The Institute of Shock Physics researches the ballistics of projectiles impacting on metal plates with the accompanying shock waves. The gas gun can fire a 4kg projectile at speeds in excess of Mach4 into test material behind which is a 6metre extended soft-capture tube, filled with old clothes to recover debris following impact. The peak pressure that can be obtained on the large bore gas gun is by the impact of a high shock-impedance material (eg tungsten) at 1.4km/s leading to a pressure of 650,000atm which is approximately 1/8th the pressure of the shock wave generated by a large meteorite hitting the earth vaporising both itself and the target area. The forces in the gun are in the realm of astronomical bodies.
With many thanks for the text and science contribution to;
Chris Yetton (art historian and critic) David Chapman (Institute of Shock Physics at Imperial College) Marc Coury ( CDT & TSM Physics at Imperial College) Robert Bell (Particle Physics at Cambridge)

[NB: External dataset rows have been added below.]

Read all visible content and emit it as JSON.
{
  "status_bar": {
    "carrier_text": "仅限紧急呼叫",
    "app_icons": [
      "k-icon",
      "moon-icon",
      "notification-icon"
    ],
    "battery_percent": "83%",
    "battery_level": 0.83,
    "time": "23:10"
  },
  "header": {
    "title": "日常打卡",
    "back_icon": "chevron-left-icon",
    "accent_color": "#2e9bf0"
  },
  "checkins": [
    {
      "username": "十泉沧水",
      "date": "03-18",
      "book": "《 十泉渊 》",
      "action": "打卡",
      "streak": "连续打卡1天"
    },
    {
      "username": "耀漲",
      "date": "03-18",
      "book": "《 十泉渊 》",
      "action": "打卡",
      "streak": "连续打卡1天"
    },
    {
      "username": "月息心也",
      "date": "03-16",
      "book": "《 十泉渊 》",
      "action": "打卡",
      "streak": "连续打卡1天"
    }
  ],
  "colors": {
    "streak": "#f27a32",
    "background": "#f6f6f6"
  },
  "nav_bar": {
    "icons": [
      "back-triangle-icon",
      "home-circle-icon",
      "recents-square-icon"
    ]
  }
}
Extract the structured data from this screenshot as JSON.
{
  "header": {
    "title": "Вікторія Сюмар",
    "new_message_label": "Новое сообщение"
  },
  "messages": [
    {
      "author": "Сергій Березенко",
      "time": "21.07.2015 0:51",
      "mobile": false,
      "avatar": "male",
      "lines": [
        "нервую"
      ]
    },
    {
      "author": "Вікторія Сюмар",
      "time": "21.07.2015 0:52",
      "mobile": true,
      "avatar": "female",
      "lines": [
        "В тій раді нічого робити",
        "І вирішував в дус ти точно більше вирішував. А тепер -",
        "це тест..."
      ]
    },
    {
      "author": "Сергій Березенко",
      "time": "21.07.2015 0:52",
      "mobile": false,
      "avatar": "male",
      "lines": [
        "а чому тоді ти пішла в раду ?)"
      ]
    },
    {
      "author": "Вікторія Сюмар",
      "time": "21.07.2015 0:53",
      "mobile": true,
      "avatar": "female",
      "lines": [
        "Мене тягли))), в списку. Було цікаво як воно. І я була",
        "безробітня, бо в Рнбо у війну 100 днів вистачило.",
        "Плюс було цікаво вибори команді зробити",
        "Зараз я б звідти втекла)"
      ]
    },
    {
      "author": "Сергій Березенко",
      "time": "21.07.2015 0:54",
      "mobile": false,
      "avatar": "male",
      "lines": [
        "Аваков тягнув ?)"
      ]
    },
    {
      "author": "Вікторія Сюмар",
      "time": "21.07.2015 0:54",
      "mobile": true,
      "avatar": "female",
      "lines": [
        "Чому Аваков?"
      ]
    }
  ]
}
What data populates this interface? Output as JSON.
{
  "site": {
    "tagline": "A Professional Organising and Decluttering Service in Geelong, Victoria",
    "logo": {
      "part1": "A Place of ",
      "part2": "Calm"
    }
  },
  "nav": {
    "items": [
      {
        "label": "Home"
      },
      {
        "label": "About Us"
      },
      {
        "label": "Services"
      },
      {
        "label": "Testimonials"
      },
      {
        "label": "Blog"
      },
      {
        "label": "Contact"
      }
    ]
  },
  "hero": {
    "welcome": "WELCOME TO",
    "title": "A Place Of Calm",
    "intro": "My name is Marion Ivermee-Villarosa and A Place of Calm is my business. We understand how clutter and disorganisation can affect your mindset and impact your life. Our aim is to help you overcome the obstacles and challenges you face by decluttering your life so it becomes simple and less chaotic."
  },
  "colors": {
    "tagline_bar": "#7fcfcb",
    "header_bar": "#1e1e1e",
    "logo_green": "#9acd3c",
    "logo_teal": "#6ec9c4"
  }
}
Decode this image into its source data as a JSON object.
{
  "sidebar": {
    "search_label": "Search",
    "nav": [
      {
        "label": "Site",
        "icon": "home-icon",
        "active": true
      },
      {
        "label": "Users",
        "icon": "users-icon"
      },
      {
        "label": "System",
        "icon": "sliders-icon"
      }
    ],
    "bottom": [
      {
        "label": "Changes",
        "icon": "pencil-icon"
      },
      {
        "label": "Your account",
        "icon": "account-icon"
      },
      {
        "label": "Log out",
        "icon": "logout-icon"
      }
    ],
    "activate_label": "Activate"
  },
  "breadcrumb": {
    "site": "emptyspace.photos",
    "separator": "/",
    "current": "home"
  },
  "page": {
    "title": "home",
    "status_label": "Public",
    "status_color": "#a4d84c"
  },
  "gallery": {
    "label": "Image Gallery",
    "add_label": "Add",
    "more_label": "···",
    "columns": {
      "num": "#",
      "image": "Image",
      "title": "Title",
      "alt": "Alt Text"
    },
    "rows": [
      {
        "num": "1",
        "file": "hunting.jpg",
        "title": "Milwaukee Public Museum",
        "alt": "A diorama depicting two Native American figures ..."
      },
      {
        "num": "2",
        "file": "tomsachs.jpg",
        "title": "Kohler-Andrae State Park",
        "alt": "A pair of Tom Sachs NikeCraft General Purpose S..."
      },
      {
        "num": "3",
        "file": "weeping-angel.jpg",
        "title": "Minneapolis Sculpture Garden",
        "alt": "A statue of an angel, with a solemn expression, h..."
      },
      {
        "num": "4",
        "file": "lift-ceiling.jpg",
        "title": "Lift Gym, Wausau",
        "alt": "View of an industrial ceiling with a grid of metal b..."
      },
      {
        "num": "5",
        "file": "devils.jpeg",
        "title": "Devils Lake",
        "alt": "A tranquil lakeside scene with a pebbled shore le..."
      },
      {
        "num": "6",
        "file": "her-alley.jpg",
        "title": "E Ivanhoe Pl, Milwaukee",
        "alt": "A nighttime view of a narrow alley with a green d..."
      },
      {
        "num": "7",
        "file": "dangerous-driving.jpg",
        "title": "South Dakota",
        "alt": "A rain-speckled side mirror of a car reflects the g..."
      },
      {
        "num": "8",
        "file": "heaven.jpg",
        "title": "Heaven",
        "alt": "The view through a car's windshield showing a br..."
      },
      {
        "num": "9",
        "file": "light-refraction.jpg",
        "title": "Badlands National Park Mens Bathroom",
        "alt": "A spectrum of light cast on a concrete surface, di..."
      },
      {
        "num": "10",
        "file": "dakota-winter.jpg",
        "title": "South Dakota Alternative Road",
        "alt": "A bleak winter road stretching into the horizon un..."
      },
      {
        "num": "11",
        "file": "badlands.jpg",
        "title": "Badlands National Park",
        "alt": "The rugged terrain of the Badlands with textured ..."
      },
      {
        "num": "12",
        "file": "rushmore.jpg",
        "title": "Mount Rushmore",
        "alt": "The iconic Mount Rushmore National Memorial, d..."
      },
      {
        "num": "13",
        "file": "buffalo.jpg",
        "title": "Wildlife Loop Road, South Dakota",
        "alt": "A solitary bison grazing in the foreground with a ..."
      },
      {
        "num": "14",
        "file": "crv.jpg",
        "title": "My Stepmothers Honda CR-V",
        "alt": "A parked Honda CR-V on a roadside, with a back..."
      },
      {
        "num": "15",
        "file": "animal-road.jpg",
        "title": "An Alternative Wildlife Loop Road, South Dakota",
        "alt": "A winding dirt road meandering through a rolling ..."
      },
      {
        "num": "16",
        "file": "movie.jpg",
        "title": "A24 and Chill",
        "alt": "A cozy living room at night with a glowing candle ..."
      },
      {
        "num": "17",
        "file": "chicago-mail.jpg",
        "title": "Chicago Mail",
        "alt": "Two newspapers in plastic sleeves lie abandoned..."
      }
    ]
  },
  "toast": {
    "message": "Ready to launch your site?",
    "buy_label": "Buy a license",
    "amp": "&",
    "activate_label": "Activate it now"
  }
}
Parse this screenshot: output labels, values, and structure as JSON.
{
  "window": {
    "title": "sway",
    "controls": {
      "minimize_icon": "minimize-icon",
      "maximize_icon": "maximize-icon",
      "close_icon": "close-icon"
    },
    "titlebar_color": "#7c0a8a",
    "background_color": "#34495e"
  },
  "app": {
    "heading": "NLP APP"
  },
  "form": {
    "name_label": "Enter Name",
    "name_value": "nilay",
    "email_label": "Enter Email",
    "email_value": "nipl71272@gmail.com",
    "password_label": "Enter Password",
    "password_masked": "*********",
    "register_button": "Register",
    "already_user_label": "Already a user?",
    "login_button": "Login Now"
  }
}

Experiment and installation in the Blackett Laboratory, Imperial College. 2014′ Between Tables’ is a comment on the paradox of quantum mechanics and teleology. Two identical tables with two sets of similar objects, chosen from my performance and studio work, are to be viewed from the threshold between the lobby and the canteen. By putting your nose to the edge of the door your vision oscillates from one side to the other.
‘Halo Machine’ is an event found in the space between the cabin of an airplane and the extreme atmosphere outside at around 50,000ft. A small projection of warm air, caused by the air pressure in the cabin through a pressure equalising hole, creates a halo onto the freezing cold window. It is an ongoing attempt to manifest this subtle event. I am looking at various ways of finding, describing, in materials both the photographic, the made and the act. In the extreme realm of our comprehension and perception. Scales both microscopic and cosmic, somehow linking the sublime to catastrophic events like comets, meteoritic impact craters, volcanoes, ballistics and shock waves to classical mythological images of halos and flames projecting out of the top of the heads of deities. Somehow a de-anthropomorphism of Angels….
’24 drawings to another place’ is about graphite becoming graphene. A group of transparent drawings that are made by splitting the graphite dust between sheets of 65mm and 35mm moving image splicing tape. This splits down the garaphite crystals and produces single atom graphenes alluding to quantum mechanical ideas around the ballistic teleportation of particles…..
‘Caught in the Head and the Heart’ A study around ballistics, being in two places at once with language, violence and memory…
Deep Field Paradigm 2013
Selected from the Group show ‘Three Fields’ 2013 with Charlie Ogilvie and Emma Cousins at NoFormat Gallery, London. UK
A group of simple quasi crystal forms share a space. One small, cold forged piece of copper sits on a ledge. The act of making produces, within the material, microscopic dislocation lines of particles that if all lined up measure 20,000,000 Kilometres, an astronomical distance, and an unimaginable journey. Another crystal form made of zinc balances on a rod, like a traveller’s staff or hunters spear, leans against the wall and a third, larger opaque crystal form, is propped up high on the wall supported by a mirrored rod, relating to the notion of architecture. Conjuring with scale, volume and weight. Graphite drawings play with the convex/concave illusion of the inside of an ancient domed mosque ceiling and the plane of seeing, echoing and suggesting the third eye.This work seems to play with analogy, with the particular and the universal – the universal and the particular, both the sensible and the mental.